Exercise description: Please set down the data again exactly, minus the pictures.

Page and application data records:
+ + +

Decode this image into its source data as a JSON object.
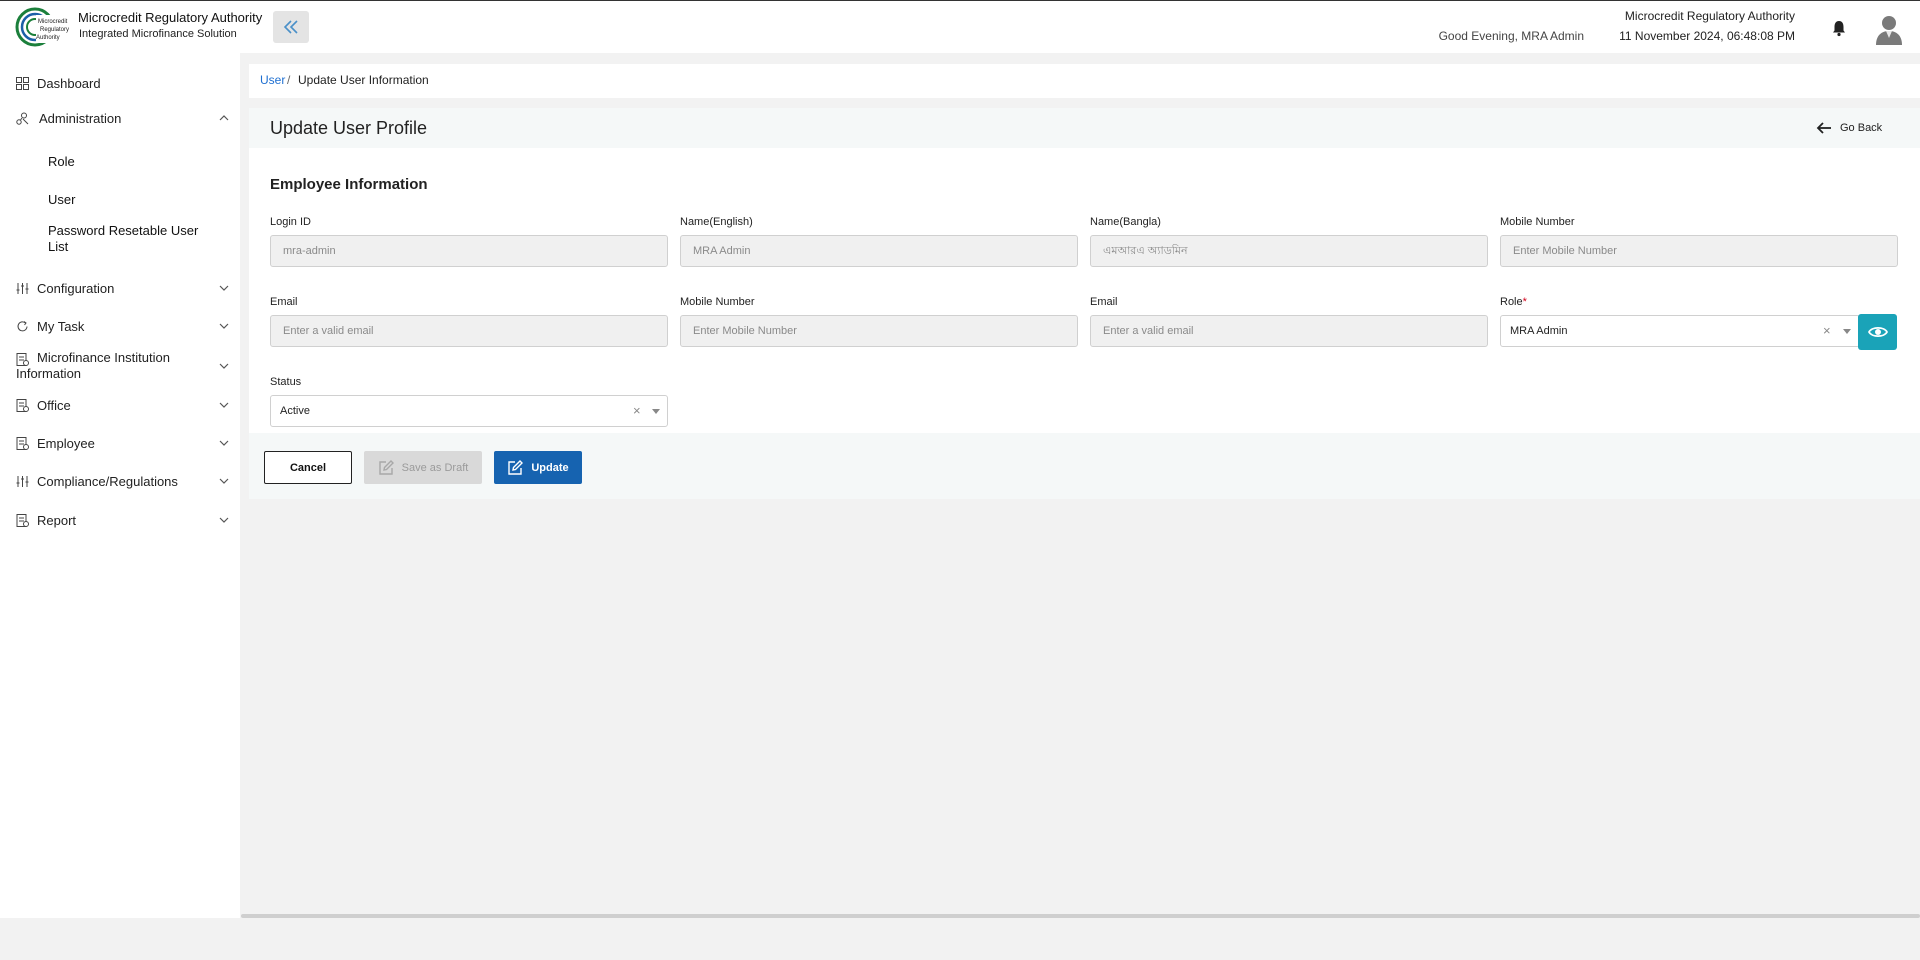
{
  "header": {
    "brand_title": "Microcredit Regulatory Authority",
    "brand_subtitle": "Integrated Microfinance Solution",
    "logo_text": "Microcredit Regulatory Authority",
    "greeting": "Good Evening, MRA Admin",
    "org_name": "Microcredit Regulatory Authority",
    "datetime": "11 November 2024, 06:48:08 PM"
  },
  "colors": {
    "primary": "#1663b0",
    "accent_teal": "#1aa3b8",
    "link": "#1e6fd1",
    "required": "#d0021b"
  },
  "sidebar": {
    "items": [
      {
        "label": "Dashboard",
        "icon": "grid-icon"
      },
      {
        "label": "Administration",
        "icon": "admin-icon",
        "expanded": true
      },
      {
        "label": "Configuration",
        "icon": "sliders-icon"
      },
      {
        "label": "My Task",
        "icon": "refresh-icon"
      },
      {
        "label": "Microfinance Institution Information",
        "icon": "document-icon"
      },
      {
        "label": "Office",
        "icon": "document-icon"
      },
      {
        "label": "Employee",
        "icon": "document-icon"
      },
      {
        "label": "Compliance/Regulations",
        "icon": "sliders-icon"
      },
      {
        "label": "Report",
        "icon": "document-icon"
      }
    ],
    "sub_items": [
      "Role",
      "User",
      "Password Resetable User List"
    ]
  },
  "breadcrumb": {
    "parent": "User",
    "separator": "/",
    "current": "Update User Information"
  },
  "page": {
    "title": "Update User Profile",
    "go_back": "Go Back",
    "section_title": "Employee Information"
  },
  "form": {
    "login_id": {
      "label": "Login ID",
      "placeholder": "mra-admin"
    },
    "name_en": {
      "label": "Name(English)",
      "placeholder": "MRA Admin"
    },
    "name_bn": {
      "label": "Name(Bangla)",
      "placeholder": "এমআরএ অ্যাডমিন"
    },
    "mobile1": {
      "label": "Mobile Number",
      "placeholder": "Enter Mobile Number"
    },
    "email1": {
      "label": "Email",
      "placeholder": "Enter a valid email"
    },
    "mobile2": {
      "label": "Mobile Number",
      "placeholder": "Enter Mobile Number"
    },
    "email2": {
      "label": "Email",
      "placeholder": "Enter a valid email"
    },
    "role": {
      "label": "Role",
      "required_mark": "*",
      "value": "MRA Admin",
      "clear": "×"
    },
    "status": {
      "label": "Status",
      "value": "Active",
      "clear": "×"
    }
  },
  "actions": {
    "cancel": "Cancel",
    "save_draft": "Save as Draft",
    "update": "Update"
  }
}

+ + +

Task solution:
Decode this image into its source data as a JSON object.
{
  "header": {
    "brand_title": "Microcredit Regulatory Authority",
    "brand_subtitle": "Integrated Microfinance Solution",
    "logo_text": "Microcredit Regulatory Authority",
    "greeting": "Good Evening, MRA Admin",
    "org_name": "Microcredit Regulatory Authority",
    "datetime": "11 November 2024, 06:48:08 PM"
  },
  "colors": {
    "primary": "#1663b0",
    "accent_teal": "#1aa3b8",
    "link": "#1e6fd1",
    "required": "#d0021b"
  },
  "sidebar": {
    "items": [
      {
        "label": "Dashboard",
        "icon": "grid-icon"
      },
      {
        "label": "Administration",
        "icon": "admin-icon",
        "expanded": true
      },
      {
        "label": "Configuration",
        "icon": "sliders-icon"
      },
      {
        "label": "My Task",
        "icon": "refresh-icon"
      },
      {
        "label": "Microfinance Institution Information",
        "icon": "document-icon"
      },
      {
        "label": "Office",
        "icon": "document-icon"
      },
      {
        "label": "Employee",
        "icon": "document-icon"
      },
      {
        "label": "Compliance/Regulations",
        "icon": "sliders-icon"
      },
      {
        "label": "Report",
        "icon": "document-icon"
      }
    ],
    "sub_items": [
      "Role",
      "User",
      "Password Resetable User List"
    ]
  },
  "breadcrumb": {
    "parent": "User",
    "separator": "/",
    "current": "Update User Information"
  },
  "page": {
    "title": "Update User Profile",
    "go_back": "Go Back",
    "section_title": "Employee Information"
  },
  "form": {
    "login_id": {
      "label": "Login ID",
      "placeholder": "mra-admin"
    },
    "name_en": {
      "label": "Name(English)",
      "placeholder": "MRA Admin"
    },
    "name_bn": {
      "label": "Name(Bangla)",
      "placeholder": "এমআরএ অ্যাডমিন"
    },
    "mobile1": {
      "label": "Mobile Number",
      "placeholder": "Enter Mobile Number"
    },
    "email1": {
      "label": "Email",
      "placeholder": "Enter a valid email"
    },
    "mobile2": {
      "label": "Mobile Number",
      "placeholder": "Enter Mobile Number"
    },
    "email2": {
      "label": "Email",
      "placeholder": "Enter a valid email"
    },
    "role": {
      "label": "Role",
      "required_mark": "*",
      "value": "MRA Admin",
      "clear": "×"
    },
    "status": {
      "label": "Status",
      "value": "Active",
      "clear": "×"
    }
  },
  "actions": {
    "cancel": "Cancel",
    "save_draft": "Save as Draft",
    "update": "Update"
  }
}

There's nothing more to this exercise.